### INPUT RECORDS
# # # #

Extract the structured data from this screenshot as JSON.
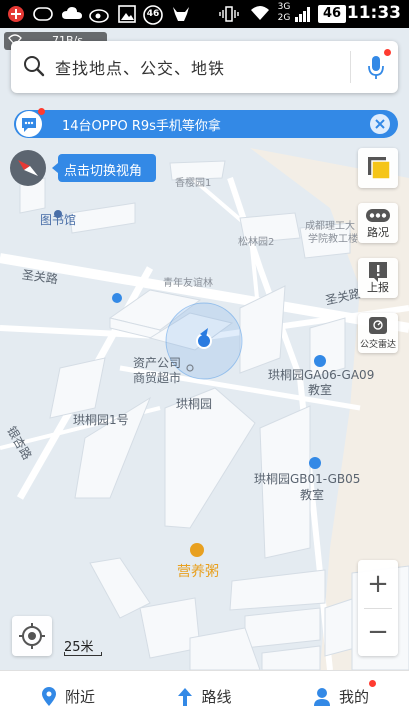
{
  "status_bar": {
    "network_badge": "46",
    "signal_3g": "3G",
    "signal_2g": "2G",
    "battery_level": "46",
    "time": "11:33"
  },
  "speed_indicator": "71B/s",
  "search": {
    "placeholder": "查找地点、公交、地铁"
  },
  "promo_banner": {
    "text": "14台OPPO R9s手机等你拿"
  },
  "view_switch_tip": "点击切换视角",
  "right_tools": {
    "traffic_label": "路况",
    "report_label": "上报",
    "bus_radar_label": "公交雷达"
  },
  "map_labels": {
    "library": "图书馆",
    "xiangyuan": "香樱园1",
    "chengdu_institute": "成都理工大",
    "institute_sub": "学院教工楼",
    "songlin": "松林园2",
    "shengguan_road_left": "圣关路",
    "shengguan_road_right": "圣关路",
    "youth_forest": "青年友谊林",
    "asset_company": "资产公司",
    "mall": "商贸超市",
    "gongtongyuan": "珙桐园",
    "gongtongyuan1": "珙桐园1号",
    "gongtongyuan_ga": "珙桐园GA06-GA09",
    "classroom1": "教室",
    "gongtongyuan_gb": "珙桐园GB01-GB05",
    "classroom2": "教室",
    "yinxing_road": "银杏路",
    "porridge": "营养粥"
  },
  "zoom": {
    "in": "+",
    "out": "−"
  },
  "scale": "25米",
  "bottom_nav": {
    "nearby": "附近",
    "route": "路线",
    "mine": "我的"
  },
  "colors": {
    "accent_blue": "#3389e6",
    "alert_red": "#ff3b30",
    "porridge_orange": "#e8a020"
  }
}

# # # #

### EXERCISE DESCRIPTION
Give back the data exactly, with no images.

### TASK OUTPUT
Extract the structured data from this screenshot as JSON.
{
  "status_bar": {
    "network_badge": "46",
    "signal_3g": "3G",
    "signal_2g": "2G",
    "battery_level": "46",
    "time": "11:33"
  },
  "speed_indicator": "71B/s",
  "search": {
    "placeholder": "查找地点、公交、地铁"
  },
  "promo_banner": {
    "text": "14台OPPO R9s手机等你拿"
  },
  "view_switch_tip": "点击切换视角",
  "right_tools": {
    "traffic_label": "路况",
    "report_label": "上报",
    "bus_radar_label": "公交雷达"
  },
  "map_labels": {
    "library": "图书馆",
    "xiangyuan": "香樱园1",
    "chengdu_institute": "成都理工大",
    "institute_sub": "学院教工楼",
    "songlin": "松林园2",
    "shengguan_road_left": "圣关路",
    "shengguan_road_right": "圣关路",
    "youth_forest": "青年友谊林",
    "asset_company": "资产公司",
    "mall": "商贸超市",
    "gongtongyuan": "珙桐园",
    "gongtongyuan1": "珙桐园1号",
    "gongtongyuan_ga": "珙桐园GA06-GA09",
    "classroom1": "教室",
    "gongtongyuan_gb": "珙桐园GB01-GB05",
    "classroom2": "教室",
    "yinxing_road": "银杏路",
    "porridge": "营养粥"
  },
  "zoom": {
    "in": "+",
    "out": "−"
  },
  "scale": "25米",
  "bottom_nav": {
    "nearby": "附近",
    "route": "路线",
    "mine": "我的"
  },
  "colors": {
    "accent_blue": "#3389e6",
    "alert_red": "#ff3b30",
    "porridge_orange": "#e8a020"
  }
}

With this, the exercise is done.